Energy bills and the PCC: Our submission to the Leveson Inquiry
- 27 Feb 2012, 11:30
- Christian Hunt
Last week the Leveson Inquiry published
evidence we submitted. It describes our
experience of negotiating with the UK Press Complaints Commission
(PCC) and the Mail group to obtain three corrections to articles
which have given misleading estimates of how much so-called green
taxes - or environmental and social policies - are adding to
household energy bills.
Looking back over the process shows how intervention by the
PCC - the UK's press self-regulatory body - was unable to
prevent the Daily Mail and Mail on Sunday from repeatedly printing
errors in its reporting on this issue. These errors always seemed

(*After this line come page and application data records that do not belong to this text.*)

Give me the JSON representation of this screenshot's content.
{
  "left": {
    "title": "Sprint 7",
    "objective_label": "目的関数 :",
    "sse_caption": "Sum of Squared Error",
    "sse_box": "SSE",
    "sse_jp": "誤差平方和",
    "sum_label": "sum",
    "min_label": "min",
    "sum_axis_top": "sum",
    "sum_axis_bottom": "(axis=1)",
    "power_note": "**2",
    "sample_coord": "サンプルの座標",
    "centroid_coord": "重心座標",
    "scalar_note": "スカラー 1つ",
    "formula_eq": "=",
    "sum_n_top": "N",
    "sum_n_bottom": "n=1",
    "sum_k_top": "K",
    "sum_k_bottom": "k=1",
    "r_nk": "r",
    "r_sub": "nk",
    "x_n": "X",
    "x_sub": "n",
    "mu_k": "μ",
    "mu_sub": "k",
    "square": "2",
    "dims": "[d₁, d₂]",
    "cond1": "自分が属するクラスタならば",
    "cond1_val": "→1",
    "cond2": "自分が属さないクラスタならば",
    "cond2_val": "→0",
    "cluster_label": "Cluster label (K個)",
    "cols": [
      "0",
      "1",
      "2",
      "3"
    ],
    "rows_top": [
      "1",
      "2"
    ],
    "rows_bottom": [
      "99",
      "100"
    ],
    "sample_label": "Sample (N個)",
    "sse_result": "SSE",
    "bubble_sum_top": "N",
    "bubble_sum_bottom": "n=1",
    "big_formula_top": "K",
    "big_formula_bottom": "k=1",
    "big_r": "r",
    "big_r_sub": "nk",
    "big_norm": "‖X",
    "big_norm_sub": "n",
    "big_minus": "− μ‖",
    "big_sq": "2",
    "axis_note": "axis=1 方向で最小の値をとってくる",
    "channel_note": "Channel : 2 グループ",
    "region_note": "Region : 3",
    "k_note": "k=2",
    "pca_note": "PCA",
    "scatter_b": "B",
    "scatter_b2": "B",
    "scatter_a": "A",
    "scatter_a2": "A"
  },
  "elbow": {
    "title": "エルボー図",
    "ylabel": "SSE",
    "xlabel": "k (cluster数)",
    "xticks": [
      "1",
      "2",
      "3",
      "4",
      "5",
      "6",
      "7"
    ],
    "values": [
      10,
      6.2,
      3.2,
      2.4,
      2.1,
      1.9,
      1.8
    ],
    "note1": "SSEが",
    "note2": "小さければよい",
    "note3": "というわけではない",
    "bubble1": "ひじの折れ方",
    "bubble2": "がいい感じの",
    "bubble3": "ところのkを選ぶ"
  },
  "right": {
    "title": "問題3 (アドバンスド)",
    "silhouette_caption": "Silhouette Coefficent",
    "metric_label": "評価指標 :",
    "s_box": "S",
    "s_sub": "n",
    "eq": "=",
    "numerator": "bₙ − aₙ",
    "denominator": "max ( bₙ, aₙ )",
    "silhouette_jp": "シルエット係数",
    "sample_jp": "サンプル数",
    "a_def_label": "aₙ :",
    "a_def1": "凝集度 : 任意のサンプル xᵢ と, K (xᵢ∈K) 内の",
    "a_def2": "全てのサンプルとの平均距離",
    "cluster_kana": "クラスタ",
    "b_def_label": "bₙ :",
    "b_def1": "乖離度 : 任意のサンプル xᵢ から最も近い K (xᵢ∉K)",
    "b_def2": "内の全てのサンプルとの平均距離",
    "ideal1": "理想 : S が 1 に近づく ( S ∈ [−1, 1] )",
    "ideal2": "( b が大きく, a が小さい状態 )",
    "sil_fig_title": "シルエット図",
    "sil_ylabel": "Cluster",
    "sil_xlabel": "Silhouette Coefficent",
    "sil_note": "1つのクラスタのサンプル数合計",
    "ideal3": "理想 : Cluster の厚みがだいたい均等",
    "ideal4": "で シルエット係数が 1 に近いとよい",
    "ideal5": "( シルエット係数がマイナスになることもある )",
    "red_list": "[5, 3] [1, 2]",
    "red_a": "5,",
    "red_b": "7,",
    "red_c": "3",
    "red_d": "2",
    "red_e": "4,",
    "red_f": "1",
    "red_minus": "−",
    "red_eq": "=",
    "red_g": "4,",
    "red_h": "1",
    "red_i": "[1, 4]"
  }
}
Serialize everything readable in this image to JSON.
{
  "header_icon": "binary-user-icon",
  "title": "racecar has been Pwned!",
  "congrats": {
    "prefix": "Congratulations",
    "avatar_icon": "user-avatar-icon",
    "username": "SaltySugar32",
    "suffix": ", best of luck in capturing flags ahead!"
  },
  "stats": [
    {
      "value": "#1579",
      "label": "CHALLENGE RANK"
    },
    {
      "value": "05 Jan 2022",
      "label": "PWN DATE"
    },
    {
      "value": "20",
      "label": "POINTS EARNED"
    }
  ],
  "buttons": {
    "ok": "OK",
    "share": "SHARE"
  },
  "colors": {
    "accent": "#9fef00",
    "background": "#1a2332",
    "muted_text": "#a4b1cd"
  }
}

to inflate green policies' contribution to energy bills - neatly
dovetailing with the paper's editorial line.
The Mail's articles first claimed in June last year that
'green taxes' were adding £200 to
yearly domestic fuel bills, a figure provided by
the Global Warming
Policy Foundation. It wasn't clear where this
figure came from - at the time, this was more than twice the
estimate provided by UK utility regulator Ofgem.
When approached by the PCC, the Mail couldn't produce any
research or analysis which supported the figure, and the GWPF
didn't respond when we emailed on several occasions. The Mail
subsequently corrected the figure, but it was
reused twice by the Mail on
The Mail then reported - in September - that green policies
adding £300 to energy bills, giving no
source. It turned out that the article had
misquoted a leaked government briefing,
which described potential figures for 2020, taking them as current
Each time the inaccurate figures appeared, they were
repeated by other newspapers (including the
Sunday Telegraph and the
Express), and online.
Our submission covers the process we went through with the
PCC to get corrections to the coverage. Over six months, the Mail
and Mail on Sunday eventually responded to three PCC complaints.
The inaccuracies (one of which had originally appeared as a front
page headline) were ultimately corrected by three rather small
notes on pages 2 or 4 of the paper.
Our experience suggests that although the PCC is a dedicated
group, and its staff have been very helpful, its limited powers and
capacities mean that newspapers with an interest in selectively
reporting the truth or publishing unsubstantiated statements may do
so in the knowledge that any censure will be minimal.
So what would it take to change things? We didn't provide
specific suggestions, but it's worth reading those put forward by
the Wellcome Trust, Cancer Research UK and the Association of
Medical Research Charities in their
submission on scientific reporting, as they
seem pretty sensible.
Most relevantly, they suggest that articles should be well
referenced. Providing the name of reports or studies that are cited
to provide figures, or just linking them in online coverage goes a
long way towards helping people check stories for
In the examples we've looked at no source was referenced in
the articles in question to substantiate the figures used.
Requirements for better referencing would also make it easier to
assess the work of writers like Christopher Booker who regularly
discuss scientific issues
without providing any references at
Researchers have to properly reference their work. With articles
published online as a matter of course, where hyperlinks and extra
space are readily avaiable, why not journalists as well?
The Wellcome/CRUK/AMRC submission also includes this
We recommend that any future model of
press regulation should ensure that corrections, clarifications and
apologies are given equivalent prominence to the original article,
including online coverage and promotion.
This is probably the change which would have the most
immediate impact. If editors knew that there was a possibility they
would have to correct their front page headline with another front
page headline, they might think more carefully about the figures
behind a big splash. Based on our experience, that would be no bad